→ **What to do**: Across the listing, the lines that include "icon" must be tallied and reported as a bare number.

→ **Records shown**:
* * * *
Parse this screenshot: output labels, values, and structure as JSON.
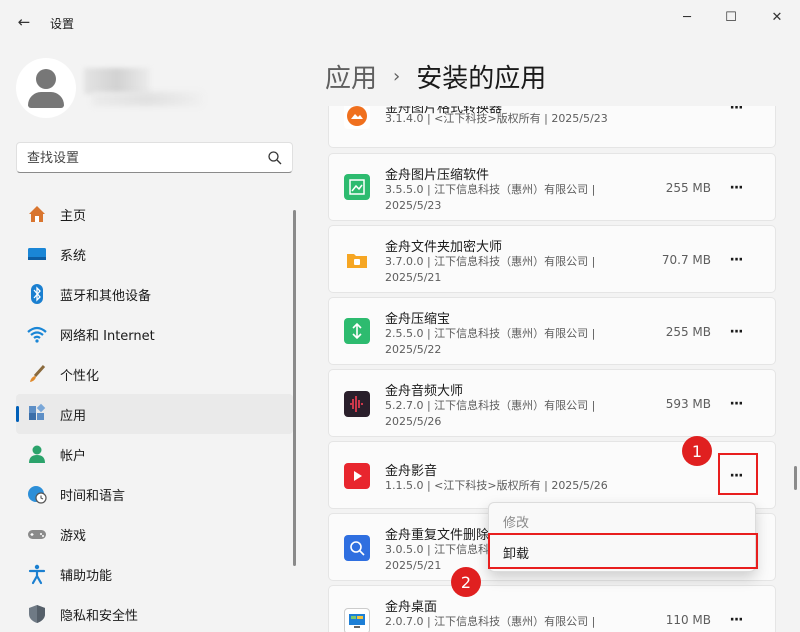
{
  "window": {
    "title": "设置",
    "back": "←",
    "minimize": "─",
    "maximize": "☐",
    "close": "✕"
  },
  "search": {
    "placeholder": "查找设置"
  },
  "sidebar": {
    "items": [
      {
        "label": "主页",
        "icon": "home-icon"
      },
      {
        "label": "系统",
        "icon": "system-icon"
      },
      {
        "label": "蓝牙和其他设备",
        "icon": "bluetooth-icon"
      },
      {
        "label": "网络和 Internet",
        "icon": "wifi-icon"
      },
      {
        "label": "个性化",
        "icon": "brush-icon"
      },
      {
        "label": "应用",
        "icon": "apps-icon",
        "active": true
      },
      {
        "label": "帐户",
        "icon": "account-icon"
      },
      {
        "label": "时间和语言",
        "icon": "clock-globe-icon"
      },
      {
        "label": "游戏",
        "icon": "gamepad-icon"
      },
      {
        "label": "辅助功能",
        "icon": "accessibility-icon"
      },
      {
        "label": "隐私和安全性",
        "icon": "shield-icon"
      }
    ]
  },
  "breadcrumb": {
    "parent": "应用",
    "separator": "›",
    "current": "安装的应用"
  },
  "apps": [
    {
      "name": "金舟图片格式转换器",
      "meta1": "3.1.4.0 | <江下科技>版权所有 | 2025/5/23",
      "meta2": "",
      "size": "",
      "more": "···"
    },
    {
      "name": "金舟图片压缩软件",
      "meta1": "3.5.5.0 | 江下信息科技（惠州）有限公司 |",
      "meta2": "2025/5/23",
      "size": "255 MB",
      "more": "···"
    },
    {
      "name": "金舟文件夹加密大师",
      "meta1": "3.7.0.0 | 江下信息科技（惠州）有限公司 |",
      "meta2": "2025/5/21",
      "size": "70.7 MB",
      "more": "···"
    },
    {
      "name": "金舟压缩宝",
      "meta1": "2.5.5.0 | 江下信息科技（惠州）有限公司 |",
      "meta2": "2025/5/22",
      "size": "255 MB",
      "more": "···"
    },
    {
      "name": "金舟音频大师",
      "meta1": "5.2.7.0 | 江下信息科技（惠州）有限公司 |",
      "meta2": "2025/5/26",
      "size": "593 MB",
      "more": "···"
    },
    {
      "name": "金舟影音",
      "meta1": "1.1.5.0 | <江下科技>版权所有 | 2025/5/26",
      "meta2": "",
      "size": "",
      "more": "···"
    },
    {
      "name": "金舟重复文件删除",
      "meta1": "3.0.5.0 | 江下信息科",
      "meta2": "2025/5/21",
      "size": "",
      "more": ""
    },
    {
      "name": "金舟桌面",
      "meta1": "2.0.7.0 | 江下信息科技（惠州）有限公司 |",
      "meta2": "",
      "size": "110 MB",
      "more": "···"
    }
  ],
  "context_menu": {
    "modify": "修改",
    "uninstall": "卸载"
  },
  "annotations": {
    "step1": "1",
    "step2": "2"
  },
  "colors": {
    "accent": "#005fb8",
    "annotation_red": "#e81e1e"
  }
}
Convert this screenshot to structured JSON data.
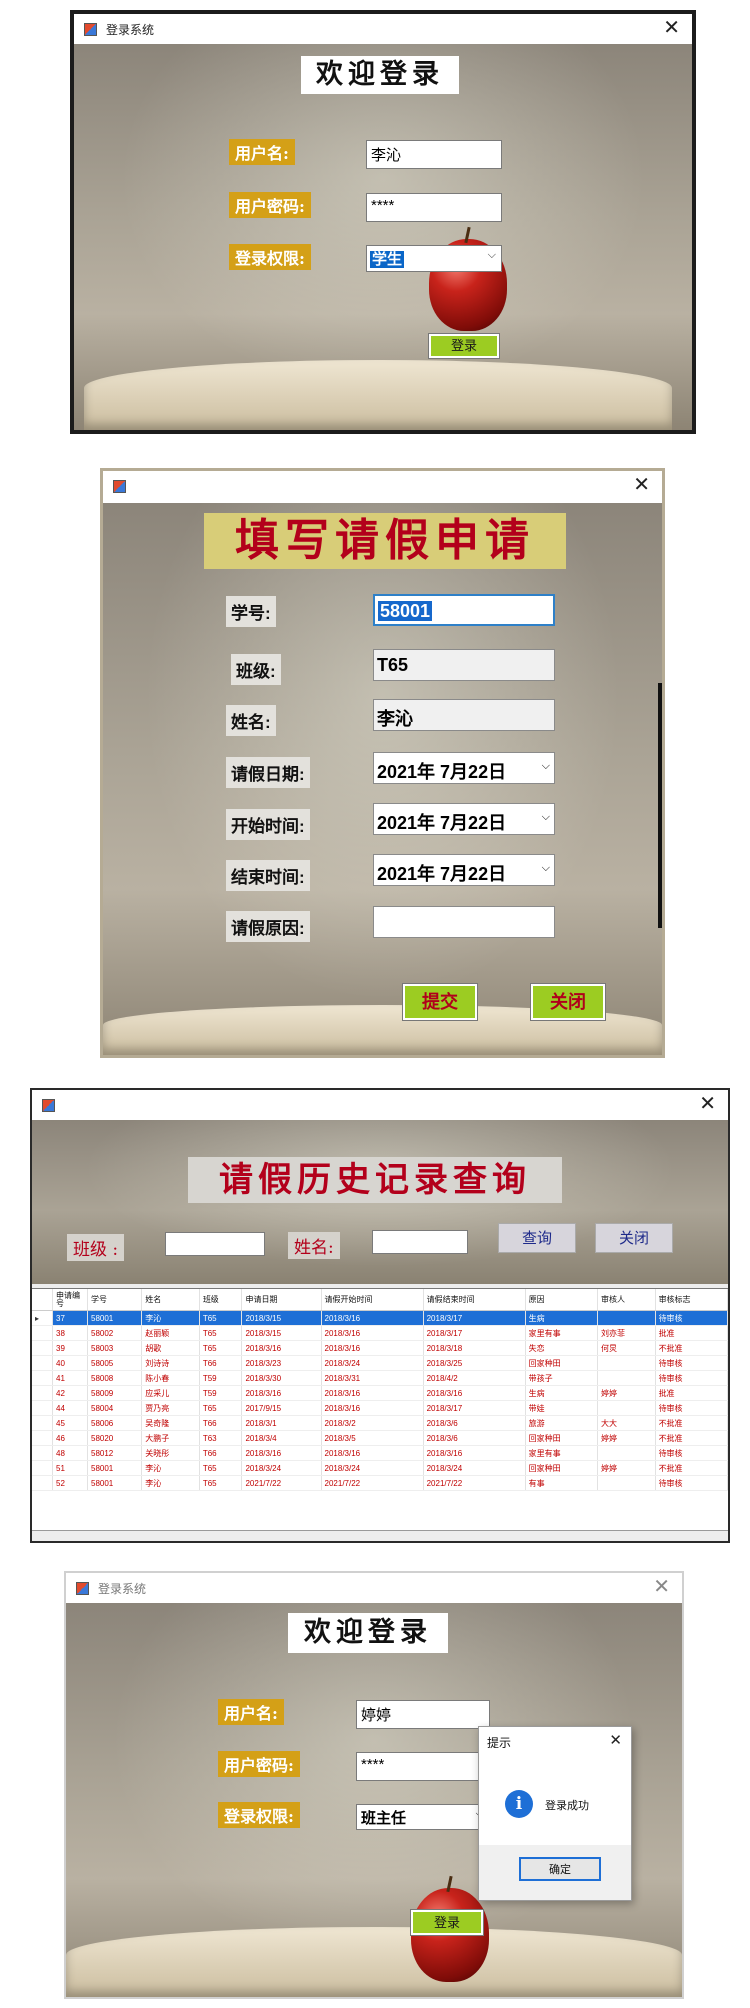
{
  "login1": {
    "window_title": "登录系统",
    "heading": "欢迎登录",
    "username_label": "用户名:",
    "username_value": "李沁",
    "password_label": "用户密码:",
    "password_value": "****",
    "role_label": "登录权限:",
    "role_value": "学生",
    "login_button": "登录"
  },
  "leave_form": {
    "heading": "填写请假申请",
    "fields": [
      {
        "label": "学号:",
        "value": "58001"
      },
      {
        "label": "班级:",
        "value": "T65"
      },
      {
        "label": "姓名:",
        "value": "李沁"
      },
      {
        "label": "请假日期:",
        "value": "2021年  7月22日"
      },
      {
        "label": "开始时间:",
        "value": "2021年  7月22日"
      },
      {
        "label": "结束时间:",
        "value": "2021年  7月22日"
      },
      {
        "label": "请假原因:",
        "value": ""
      }
    ],
    "submit_button": "提交",
    "close_button": "关闭"
  },
  "history": {
    "heading": "请假历史记录查询",
    "class_label": "班级 :",
    "name_label": "姓名:",
    "query_button": "查询",
    "close_button": "关闭",
    "columns": [
      "申请编号",
      "学号",
      "姓名",
      "班级",
      "申请日期",
      "请假开始时间",
      "请假结束时间",
      "原因",
      "审核人",
      "审核标志"
    ],
    "rows": [
      [
        "37",
        "58001",
        "李沁",
        "T65",
        "2018/3/15",
        "2018/3/16",
        "2018/3/17",
        "生病",
        "",
        "待审核"
      ],
      [
        "38",
        "58002",
        "赵丽颖",
        "T65",
        "2018/3/15",
        "2018/3/16",
        "2018/3/17",
        "家里有事",
        "刘亦菲",
        "批准"
      ],
      [
        "39",
        "58003",
        "胡歌",
        "T65",
        "2018/3/16",
        "2018/3/16",
        "2018/3/18",
        "失恋",
        "何炅",
        "不批准"
      ],
      [
        "40",
        "58005",
        "刘诗诗",
        "T66",
        "2018/3/23",
        "2018/3/24",
        "2018/3/25",
        "回家种田",
        "",
        "待审核"
      ],
      [
        "41",
        "58008",
        "陈小春",
        "T59",
        "2018/3/30",
        "2018/3/31",
        "2018/4/2",
        "带孩子",
        "",
        "待审核"
      ],
      [
        "42",
        "58009",
        "应采儿",
        "T59",
        "2018/3/16",
        "2018/3/16",
        "2018/3/16",
        "生病",
        "婷婷",
        "批准"
      ],
      [
        "44",
        "58004",
        "贾乃亮",
        "T65",
        "2017/9/15",
        "2018/3/16",
        "2018/3/17",
        "带娃",
        "",
        "待审核"
      ],
      [
        "45",
        "58006",
        "吴奇隆",
        "T66",
        "2018/3/1",
        "2018/3/2",
        "2018/3/6",
        "旅游",
        "大大",
        "不批准"
      ],
      [
        "46",
        "58020",
        "大鹏子",
        "T63",
        "2018/3/4",
        "2018/3/5",
        "2018/3/6",
        "回家种田",
        "婷婷",
        "不批准"
      ],
      [
        "48",
        "58012",
        "关晓彤",
        "T66",
        "2018/3/16",
        "2018/3/16",
        "2018/3/16",
        "家里有事",
        "",
        "待审核"
      ],
      [
        "51",
        "58001",
        "李沁",
        "T65",
        "2018/3/24",
        "2018/3/24",
        "2018/3/24",
        "回家种田",
        "婷婷",
        "不批准"
      ],
      [
        "52",
        "58001",
        "李沁",
        "T65",
        "2021/7/22",
        "2021/7/22",
        "2021/7/22",
        "有事",
        "",
        "待审核"
      ]
    ]
  },
  "login2": {
    "window_title": "登录系统",
    "heading": "欢迎登录",
    "username_label": "用户名:",
    "username_value": "婷婷",
    "password_label": "用户密码:",
    "password_value": "****",
    "role_label": "登录权限:",
    "role_value": "班主任",
    "login_button": "登录",
    "dialog": {
      "title": "提示",
      "message": "登录成功",
      "ok_button": "确定"
    }
  }
}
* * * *
→ **Solution for this problem**: 11